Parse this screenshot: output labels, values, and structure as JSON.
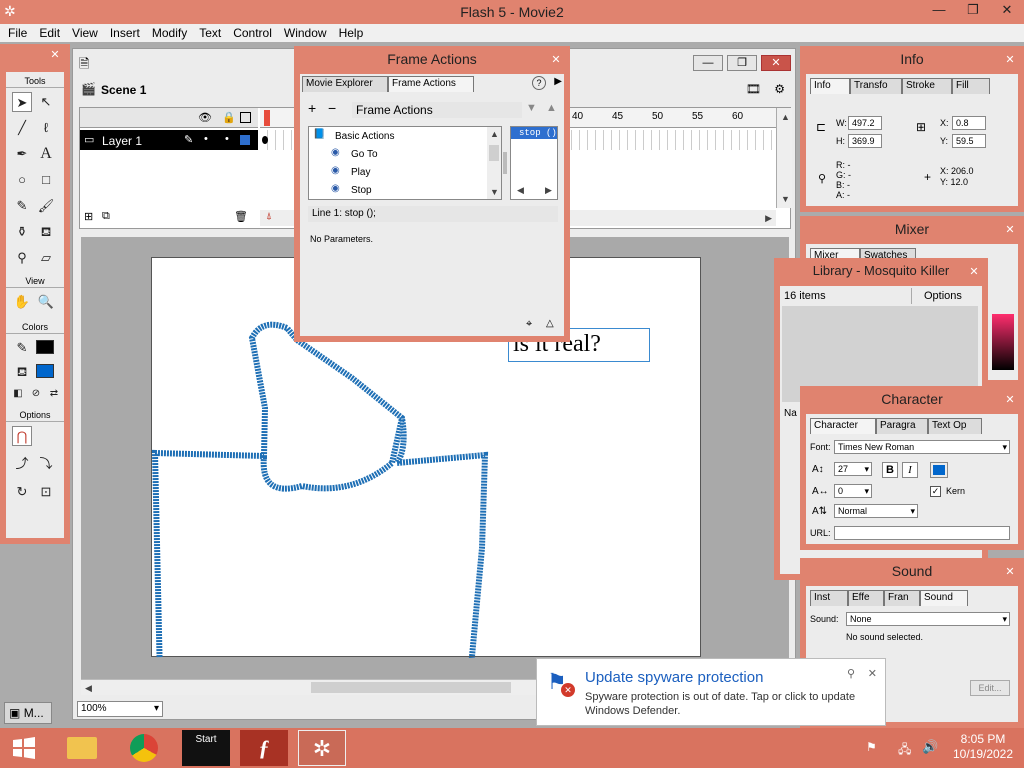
{
  "window": {
    "title": "Flash 5 - Movie2",
    "minimize": "—",
    "maximize": "❐",
    "close": "✕"
  },
  "menu": [
    "File",
    "Edit",
    "View",
    "Insert",
    "Modify",
    "Text",
    "Control",
    "Window",
    "Help"
  ],
  "toolbox": {
    "title": "Tools",
    "view_label": "View",
    "colors_label": "Colors",
    "options_label": "Options",
    "stroke_color": "#000000",
    "fill_color": "#0066cc"
  },
  "document": {
    "scene": "Scene 1",
    "layer": "Layer 1",
    "frame_numbers": [
      "40",
      "45",
      "50",
      "55",
      "60"
    ],
    "zoom": "100%",
    "stage_text": "is it real?",
    "drawing_color": "#1e6fb5"
  },
  "frame_actions": {
    "title": "Frame Actions",
    "tabs": [
      "Movie Explorer",
      "Frame Actions"
    ],
    "toolbar_label": "Frame Actions",
    "category": "Basic Actions",
    "actions": [
      "Go To",
      "Play",
      "Stop"
    ],
    "script_line": "stop ()",
    "status": "Line 1: stop ();",
    "params": "No Parameters."
  },
  "info": {
    "title": "Info",
    "tabs": [
      "Info",
      "Transfo",
      "Stroke",
      "Fill"
    ],
    "w_label": "W:",
    "w": "497.2",
    "h_label": "H:",
    "h": "369.9",
    "x_label": "X:",
    "x": "0.8",
    "y_label": "Y:",
    "y": "59.5",
    "r_label": "R:",
    "r": "-",
    "g_label": "G:",
    "g": "-",
    "b_label": "B:",
    "b": "-",
    "a_label": "A:",
    "a": "-",
    "cx_label": "X:",
    "cx": "206.0",
    "cy_label": "Y:",
    "cy": "12.0"
  },
  "mixer": {
    "title": "Mixer",
    "tabs": [
      "Mixer",
      "Swatches"
    ]
  },
  "library": {
    "title": "Library - Mosquito Killer",
    "count": "16 items",
    "options": "Options",
    "name_col": "Na"
  },
  "character": {
    "title": "Character",
    "tabs": [
      "Character",
      "Paragra",
      "Text Op"
    ],
    "font_label": "Font:",
    "font": "Times New Roman",
    "size": "27",
    "bold": "B",
    "italic": "I",
    "tracking": "0",
    "kern": "Kern",
    "baseline": "Normal",
    "url_label": "URL:",
    "color": "#0066cc"
  },
  "sound": {
    "title": "Sound",
    "tabs": [
      "Inst",
      "Effe",
      "Fran",
      "Sound"
    ],
    "sound_label": "Sound:",
    "sound": "None",
    "status": "No sound selected.",
    "edit": "Edit..."
  },
  "toast": {
    "title": "Update spyware protection",
    "body": "Spyware protection is out of date. Tap or click to update Windows Defender."
  },
  "taskbar": {
    "task_label": "M...",
    "start_label": "Start",
    "time": "8:05 PM",
    "date": "10/19/2022"
  }
}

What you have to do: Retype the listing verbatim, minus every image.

Output for this task:
Parse this screenshot: output labels, values, and structure as JSON.
{
  "window": {
    "title": "Flash 5 - Movie2",
    "minimize": "—",
    "maximize": "❐",
    "close": "✕"
  },
  "menu": [
    "File",
    "Edit",
    "View",
    "Insert",
    "Modify",
    "Text",
    "Control",
    "Window",
    "Help"
  ],
  "toolbox": {
    "title": "Tools",
    "view_label": "View",
    "colors_label": "Colors",
    "options_label": "Options",
    "stroke_color": "#000000",
    "fill_color": "#0066cc"
  },
  "document": {
    "scene": "Scene 1",
    "layer": "Layer 1",
    "frame_numbers": [
      "40",
      "45",
      "50",
      "55",
      "60"
    ],
    "zoom": "100%",
    "stage_text": "is it real?",
    "drawing_color": "#1e6fb5"
  },
  "frame_actions": {
    "title": "Frame Actions",
    "tabs": [
      "Movie Explorer",
      "Frame Actions"
    ],
    "toolbar_label": "Frame Actions",
    "category": "Basic Actions",
    "actions": [
      "Go To",
      "Play",
      "Stop"
    ],
    "script_line": "stop ()",
    "status": "Line 1: stop ();",
    "params": "No Parameters."
  },
  "info": {
    "title": "Info",
    "tabs": [
      "Info",
      "Transfo",
      "Stroke",
      "Fill"
    ],
    "w_label": "W:",
    "w": "497.2",
    "h_label": "H:",
    "h": "369.9",
    "x_label": "X:",
    "x": "0.8",
    "y_label": "Y:",
    "y": "59.5",
    "r_label": "R:",
    "r": "-",
    "g_label": "G:",
    "g": "-",
    "b_label": "B:",
    "b": "-",
    "a_label": "A:",
    "a": "-",
    "cx_label": "X:",
    "cx": "206.0",
    "cy_label": "Y:",
    "cy": "12.0"
  },
  "mixer": {
    "title": "Mixer",
    "tabs": [
      "Mixer",
      "Swatches"
    ]
  },
  "library": {
    "title": "Library - Mosquito Killer",
    "count": "16 items",
    "options": "Options",
    "name_col": "Na"
  },
  "character": {
    "title": "Character",
    "tabs": [
      "Character",
      "Paragra",
      "Text Op"
    ],
    "font_label": "Font:",
    "font": "Times New Roman",
    "size": "27",
    "bold": "B",
    "italic": "I",
    "tracking": "0",
    "kern": "Kern",
    "baseline": "Normal",
    "url_label": "URL:",
    "color": "#0066cc"
  },
  "sound": {
    "title": "Sound",
    "tabs": [
      "Inst",
      "Effe",
      "Fran",
      "Sound"
    ],
    "sound_label": "Sound:",
    "sound": "None",
    "status": "No sound selected.",
    "edit": "Edit..."
  },
  "toast": {
    "title": "Update spyware protection",
    "body": "Spyware protection is out of date. Tap or click to update Windows Defender."
  },
  "taskbar": {
    "task_label": "M...",
    "start_label": "Start",
    "time": "8:05 PM",
    "date": "10/19/2022"
  }
}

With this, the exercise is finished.